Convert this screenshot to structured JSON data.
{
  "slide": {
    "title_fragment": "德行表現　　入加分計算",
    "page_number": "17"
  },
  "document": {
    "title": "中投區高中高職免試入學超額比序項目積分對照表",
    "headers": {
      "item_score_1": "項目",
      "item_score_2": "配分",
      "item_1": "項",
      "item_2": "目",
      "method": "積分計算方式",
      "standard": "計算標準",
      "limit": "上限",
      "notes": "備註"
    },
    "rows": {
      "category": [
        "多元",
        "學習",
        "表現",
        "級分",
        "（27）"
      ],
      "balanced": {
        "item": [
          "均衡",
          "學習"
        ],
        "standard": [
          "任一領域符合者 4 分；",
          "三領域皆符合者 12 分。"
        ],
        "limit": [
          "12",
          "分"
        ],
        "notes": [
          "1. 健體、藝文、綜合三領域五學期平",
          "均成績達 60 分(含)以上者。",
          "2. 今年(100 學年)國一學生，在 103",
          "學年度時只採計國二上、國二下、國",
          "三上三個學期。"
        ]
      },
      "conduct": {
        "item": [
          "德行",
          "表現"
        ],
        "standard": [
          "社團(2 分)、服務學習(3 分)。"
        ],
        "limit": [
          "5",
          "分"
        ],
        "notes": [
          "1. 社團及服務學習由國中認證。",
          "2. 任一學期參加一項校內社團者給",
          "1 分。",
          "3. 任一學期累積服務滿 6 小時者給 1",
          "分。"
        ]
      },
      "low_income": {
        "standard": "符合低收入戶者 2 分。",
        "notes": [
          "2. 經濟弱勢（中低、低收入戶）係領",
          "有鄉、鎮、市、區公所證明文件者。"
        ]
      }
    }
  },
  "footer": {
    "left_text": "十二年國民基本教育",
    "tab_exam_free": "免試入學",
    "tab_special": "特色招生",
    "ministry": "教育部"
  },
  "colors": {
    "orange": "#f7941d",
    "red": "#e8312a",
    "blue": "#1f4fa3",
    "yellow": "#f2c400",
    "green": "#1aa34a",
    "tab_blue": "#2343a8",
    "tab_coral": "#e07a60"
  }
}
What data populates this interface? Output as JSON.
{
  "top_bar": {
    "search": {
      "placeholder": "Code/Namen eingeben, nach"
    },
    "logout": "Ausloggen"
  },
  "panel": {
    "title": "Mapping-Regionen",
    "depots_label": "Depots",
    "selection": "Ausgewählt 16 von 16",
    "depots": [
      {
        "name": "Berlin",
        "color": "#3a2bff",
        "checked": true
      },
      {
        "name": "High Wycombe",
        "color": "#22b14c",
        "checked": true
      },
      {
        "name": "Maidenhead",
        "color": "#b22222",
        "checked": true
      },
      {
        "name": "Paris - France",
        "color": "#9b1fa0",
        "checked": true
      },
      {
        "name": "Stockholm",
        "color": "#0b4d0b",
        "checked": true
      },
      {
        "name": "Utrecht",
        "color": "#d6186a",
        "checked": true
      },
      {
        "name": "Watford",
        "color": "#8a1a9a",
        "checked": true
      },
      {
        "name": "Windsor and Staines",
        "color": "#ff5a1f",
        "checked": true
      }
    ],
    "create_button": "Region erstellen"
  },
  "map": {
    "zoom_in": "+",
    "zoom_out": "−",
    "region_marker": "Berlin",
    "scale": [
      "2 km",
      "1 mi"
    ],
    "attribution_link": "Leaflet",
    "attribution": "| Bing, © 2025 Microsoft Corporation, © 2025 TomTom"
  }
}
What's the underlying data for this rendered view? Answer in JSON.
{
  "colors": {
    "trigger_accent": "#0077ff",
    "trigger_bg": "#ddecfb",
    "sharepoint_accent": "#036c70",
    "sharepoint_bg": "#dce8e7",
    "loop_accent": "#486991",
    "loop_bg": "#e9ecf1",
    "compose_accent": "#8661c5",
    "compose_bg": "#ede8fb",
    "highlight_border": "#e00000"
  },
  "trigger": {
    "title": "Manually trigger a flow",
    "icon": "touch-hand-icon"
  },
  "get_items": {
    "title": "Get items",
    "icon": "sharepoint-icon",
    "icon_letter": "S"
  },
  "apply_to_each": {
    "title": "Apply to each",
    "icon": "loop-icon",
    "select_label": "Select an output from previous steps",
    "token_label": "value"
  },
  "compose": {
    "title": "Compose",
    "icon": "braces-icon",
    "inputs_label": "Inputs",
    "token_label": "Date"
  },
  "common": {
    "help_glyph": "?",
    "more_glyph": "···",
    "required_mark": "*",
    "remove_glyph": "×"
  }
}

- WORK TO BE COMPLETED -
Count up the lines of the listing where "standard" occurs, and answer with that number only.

- TASK SOLUTION -
4